[Excerpts from an interface dataset]
====
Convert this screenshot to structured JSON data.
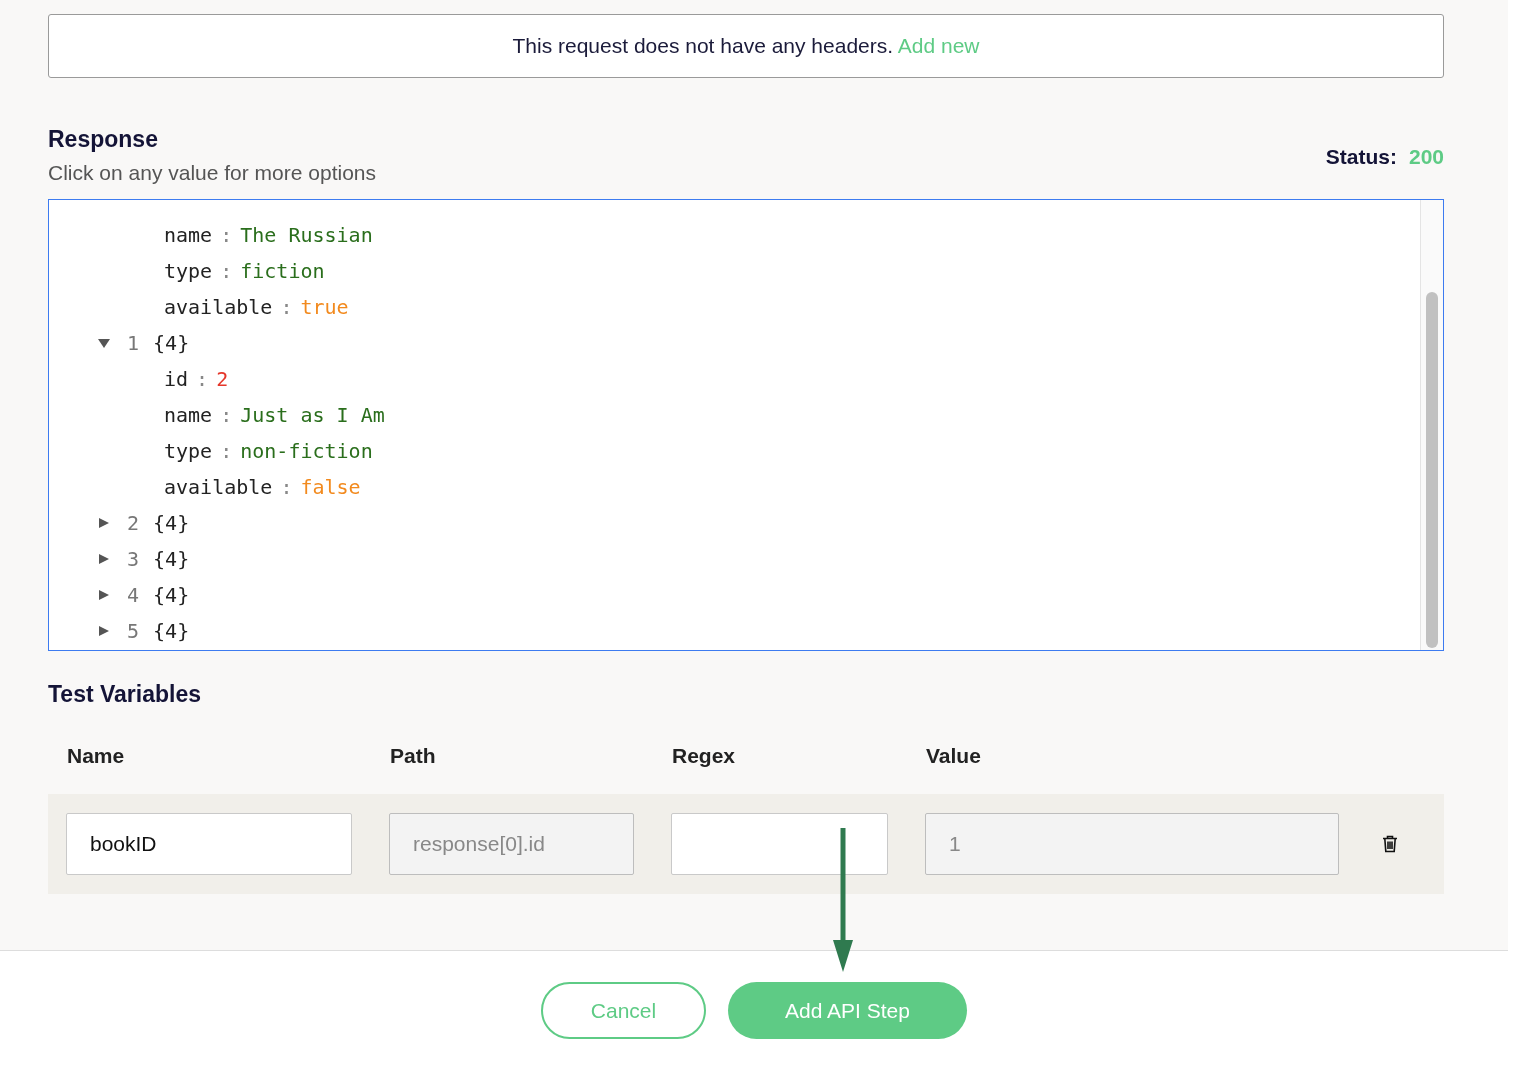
{
  "headers_notice": {
    "text": "This request does not have any headers.",
    "link": "Add new"
  },
  "response": {
    "title": "Response",
    "subtitle": "Click on any value for more options",
    "status_label": "Status:",
    "status": "200",
    "tree": [
      {
        "fields": [
          {
            "key": "name",
            "sep": ":",
            "value": "The Russian",
            "kind": "string"
          },
          {
            "key": "type",
            "sep": ":",
            "value": "fiction",
            "kind": "string"
          },
          {
            "key": "available",
            "sep": ":",
            "value": "true",
            "kind": "boolean"
          }
        ]
      },
      {
        "index": "1",
        "summary": "{4}",
        "expanded": true,
        "fields": [
          {
            "key": "id",
            "sep": ":",
            "value": "2",
            "kind": "number"
          },
          {
            "key": "name",
            "sep": ":",
            "value": "Just as I Am",
            "kind": "string"
          },
          {
            "key": "type",
            "sep": ":",
            "value": "non-fiction",
            "kind": "string"
          },
          {
            "key": "available",
            "sep": ":",
            "value": "false",
            "kind": "boolean"
          }
        ]
      },
      {
        "index": "2",
        "summary": "{4}",
        "expanded": false
      },
      {
        "index": "3",
        "summary": "{4}",
        "expanded": false
      },
      {
        "index": "4",
        "summary": "{4}",
        "expanded": false
      },
      {
        "index": "5",
        "summary": "{4}",
        "expanded": false
      }
    ]
  },
  "test_variables": {
    "title": "Test Variables",
    "columns": [
      "Name",
      "Path",
      "Regex",
      "Value"
    ],
    "row": [
      {
        "value": "bookID",
        "disabled": false
      },
      {
        "value": "response[0].id",
        "disabled": true
      },
      {
        "disabled": false
      },
      {
        "value": "1",
        "disabled": true
      }
    ]
  },
  "buttons": [
    {
      "label": "Cancel",
      "kind": "secondary"
    },
    {
      "label": "Add API Step",
      "kind": "primary"
    }
  ]
}
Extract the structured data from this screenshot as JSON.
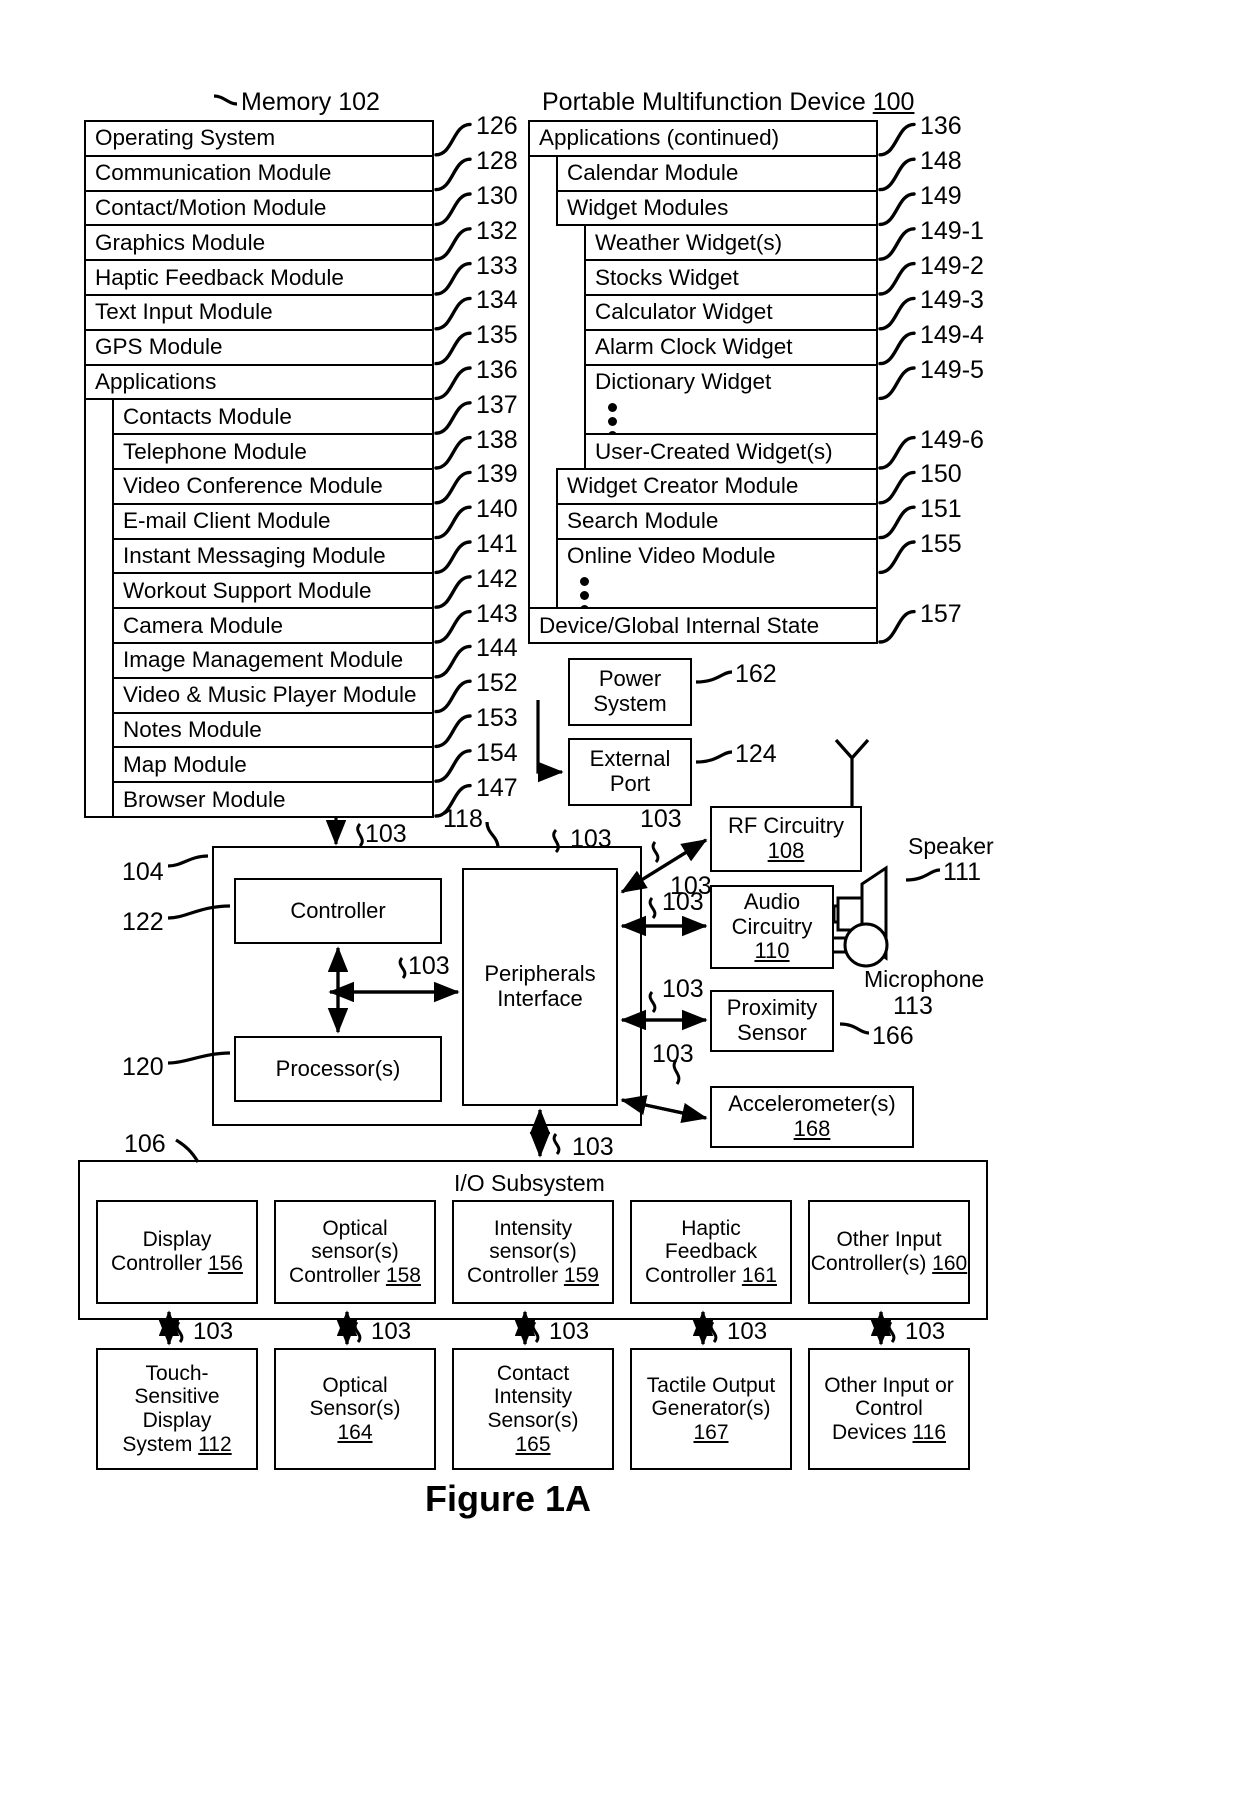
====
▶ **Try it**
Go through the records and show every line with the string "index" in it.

▶ **The completed task**
        "index": "1",
        "index": "2",
        "index": "3",
        "index": "4",
        "index": "5",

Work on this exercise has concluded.